* Exercise objective
A single number is all that's needed: how many lines in the data contain the string "true".

* Website and app data records
^^^^^^^^

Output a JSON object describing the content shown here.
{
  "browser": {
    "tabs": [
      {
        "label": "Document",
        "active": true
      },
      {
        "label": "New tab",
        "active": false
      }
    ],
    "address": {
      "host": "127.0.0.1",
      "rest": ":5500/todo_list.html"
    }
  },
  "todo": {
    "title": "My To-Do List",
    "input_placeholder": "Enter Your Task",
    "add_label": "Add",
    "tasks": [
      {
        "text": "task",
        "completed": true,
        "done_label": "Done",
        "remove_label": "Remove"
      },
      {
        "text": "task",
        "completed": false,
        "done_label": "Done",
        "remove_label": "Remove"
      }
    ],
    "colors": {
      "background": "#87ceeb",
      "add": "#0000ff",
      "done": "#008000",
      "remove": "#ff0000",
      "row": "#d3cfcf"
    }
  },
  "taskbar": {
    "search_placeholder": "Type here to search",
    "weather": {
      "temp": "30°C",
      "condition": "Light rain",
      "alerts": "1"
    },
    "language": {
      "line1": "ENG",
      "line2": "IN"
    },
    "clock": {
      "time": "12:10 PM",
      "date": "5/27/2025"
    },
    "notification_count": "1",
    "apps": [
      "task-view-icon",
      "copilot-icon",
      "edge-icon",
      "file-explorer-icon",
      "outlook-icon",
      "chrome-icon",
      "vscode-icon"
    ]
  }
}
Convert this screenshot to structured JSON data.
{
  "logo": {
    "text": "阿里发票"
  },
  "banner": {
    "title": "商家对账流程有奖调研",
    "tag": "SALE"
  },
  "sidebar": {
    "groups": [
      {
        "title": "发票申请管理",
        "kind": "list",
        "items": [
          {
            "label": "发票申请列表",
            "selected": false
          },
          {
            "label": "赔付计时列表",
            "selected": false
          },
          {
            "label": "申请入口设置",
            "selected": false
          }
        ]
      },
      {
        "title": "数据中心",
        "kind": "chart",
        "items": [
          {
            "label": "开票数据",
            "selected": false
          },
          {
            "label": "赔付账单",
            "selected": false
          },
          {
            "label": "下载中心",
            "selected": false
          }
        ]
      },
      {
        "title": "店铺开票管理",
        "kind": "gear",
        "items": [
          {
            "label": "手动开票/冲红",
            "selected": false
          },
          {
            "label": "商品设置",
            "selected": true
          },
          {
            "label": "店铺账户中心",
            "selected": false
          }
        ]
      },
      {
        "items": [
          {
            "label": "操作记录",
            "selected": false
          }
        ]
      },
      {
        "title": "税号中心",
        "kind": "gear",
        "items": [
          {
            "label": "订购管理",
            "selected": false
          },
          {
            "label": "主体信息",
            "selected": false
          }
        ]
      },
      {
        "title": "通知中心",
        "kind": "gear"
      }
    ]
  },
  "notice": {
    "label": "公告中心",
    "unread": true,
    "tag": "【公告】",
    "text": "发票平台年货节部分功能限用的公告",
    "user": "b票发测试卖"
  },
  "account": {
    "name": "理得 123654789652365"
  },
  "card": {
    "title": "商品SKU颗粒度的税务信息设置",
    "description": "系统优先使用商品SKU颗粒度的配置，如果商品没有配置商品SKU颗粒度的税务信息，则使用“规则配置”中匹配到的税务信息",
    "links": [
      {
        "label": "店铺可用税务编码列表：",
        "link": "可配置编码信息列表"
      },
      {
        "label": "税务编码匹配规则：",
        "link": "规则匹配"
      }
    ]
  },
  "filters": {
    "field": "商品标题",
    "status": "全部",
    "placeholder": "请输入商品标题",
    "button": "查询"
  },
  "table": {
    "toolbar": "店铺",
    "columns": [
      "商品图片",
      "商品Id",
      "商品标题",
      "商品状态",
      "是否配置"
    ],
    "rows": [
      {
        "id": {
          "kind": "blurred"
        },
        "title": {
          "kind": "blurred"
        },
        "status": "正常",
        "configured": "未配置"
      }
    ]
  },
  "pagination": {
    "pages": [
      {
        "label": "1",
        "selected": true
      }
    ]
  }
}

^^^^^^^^

* Written answer
5